Dataset rows for apps and sites:
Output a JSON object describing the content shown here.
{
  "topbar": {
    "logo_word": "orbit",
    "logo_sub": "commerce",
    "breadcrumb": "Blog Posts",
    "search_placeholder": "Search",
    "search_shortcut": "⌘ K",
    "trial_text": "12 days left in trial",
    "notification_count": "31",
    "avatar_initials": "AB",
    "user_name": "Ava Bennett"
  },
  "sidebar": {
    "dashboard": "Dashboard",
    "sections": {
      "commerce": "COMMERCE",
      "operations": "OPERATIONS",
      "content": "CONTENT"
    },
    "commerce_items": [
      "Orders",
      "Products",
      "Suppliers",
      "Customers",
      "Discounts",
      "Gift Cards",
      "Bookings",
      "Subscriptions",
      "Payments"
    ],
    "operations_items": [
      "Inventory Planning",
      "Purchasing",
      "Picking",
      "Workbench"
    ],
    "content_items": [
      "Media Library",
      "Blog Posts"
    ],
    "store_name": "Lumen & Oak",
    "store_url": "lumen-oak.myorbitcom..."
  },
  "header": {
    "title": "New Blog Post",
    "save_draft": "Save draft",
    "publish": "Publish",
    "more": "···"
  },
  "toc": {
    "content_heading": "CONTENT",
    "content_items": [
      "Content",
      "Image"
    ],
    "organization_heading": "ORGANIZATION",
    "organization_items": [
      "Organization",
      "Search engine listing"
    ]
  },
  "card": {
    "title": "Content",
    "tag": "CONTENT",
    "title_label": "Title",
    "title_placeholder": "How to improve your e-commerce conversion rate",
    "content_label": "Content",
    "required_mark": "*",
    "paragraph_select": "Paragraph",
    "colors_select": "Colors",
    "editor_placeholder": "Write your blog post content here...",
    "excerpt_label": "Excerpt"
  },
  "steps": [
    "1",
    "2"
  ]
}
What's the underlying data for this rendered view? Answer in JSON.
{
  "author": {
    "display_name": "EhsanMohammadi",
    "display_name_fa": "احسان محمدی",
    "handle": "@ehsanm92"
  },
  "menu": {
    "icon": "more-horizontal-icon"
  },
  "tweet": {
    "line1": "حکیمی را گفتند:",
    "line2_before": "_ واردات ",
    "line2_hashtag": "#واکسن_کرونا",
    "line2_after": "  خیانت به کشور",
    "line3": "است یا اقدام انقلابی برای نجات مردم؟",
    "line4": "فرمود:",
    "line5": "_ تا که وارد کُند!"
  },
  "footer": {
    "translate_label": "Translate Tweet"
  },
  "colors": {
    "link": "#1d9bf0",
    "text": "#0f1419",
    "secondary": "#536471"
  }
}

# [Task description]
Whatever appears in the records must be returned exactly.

# [Result of this task]
Output a JSON object describing the content shown here.
{
  "topbar": {
    "logo_word": "orbit",
    "logo_sub": "commerce",
    "breadcrumb": "Blog Posts",
    "search_placeholder": "Search",
    "search_shortcut": "⌘ K",
    "trial_text": "12 days left in trial",
    "notification_count": "31",
    "avatar_initials": "AB",
    "user_name": "Ava Bennett"
  },
  "sidebar": {
    "dashboard": "Dashboard",
    "sections": {
      "commerce": "COMMERCE",
      "operations": "OPERATIONS",
      "content": "CONTENT"
    },
    "commerce_items": [
      "Orders",
      "Products",
      "Suppliers",
      "Customers",
      "Discounts",
      "Gift Cards",
      "Bookings",
      "Subscriptions",
      "Payments"
    ],
    "operations_items": [
      "Inventory Planning",
      "Purchasing",
      "Picking",
      "Workbench"
    ],
    "content_items": [
      "Media Library",
      "Blog Posts"
    ],
    "store_name": "Lumen & Oak",
    "store_url": "lumen-oak.myorbitcom..."
  },
  "header": {
    "title": "New Blog Post",
    "save_draft": "Save draft",
    "publish": "Publish",
    "more": "···"
  },
  "toc": {
    "content_heading": "CONTENT",
    "content_items": [
      "Content",
      "Image"
    ],
    "organization_heading": "ORGANIZATION",
    "organization_items": [
      "Organization",
      "Search engine listing"
    ]
  },
  "card": {
    "title": "Content",
    "tag": "CONTENT",
    "title_label": "Title",
    "title_placeholder": "How to improve your e-commerce conversion rate",
    "content_label": "Content",
    "required_mark": "*",
    "paragraph_select": "Paragraph",
    "colors_select": "Colors",
    "editor_placeholder": "Write your blog post content here...",
    "excerpt_label": "Excerpt"
  },
  "steps": [
    "1",
    "2"
  ]
}
What's the underlying data for this rendered view? Answer in JSON.
{
  "author": {
    "display_name": "EhsanMohammadi",
    "display_name_fa": "احسان محمدی",
    "handle": "@ehsanm92"
  },
  "menu": {
    "icon": "more-horizontal-icon"
  },
  "tweet": {
    "line1": "حکیمی را گفتند:",
    "line2_before": "_ واردات ",
    "line2_hashtag": "#واکسن_کرونا",
    "line2_after": "  خیانت به کشور",
    "line3": "است یا اقدام انقلابی برای نجات مردم؟",
    "line4": "فرمود:",
    "line5": "_ تا که وارد کُند!"
  },
  "footer": {
    "translate_label": "Translate Tweet"
  },
  "colors": {
    "link": "#1d9bf0",
    "text": "#0f1419",
    "secondary": "#536471"
  }
}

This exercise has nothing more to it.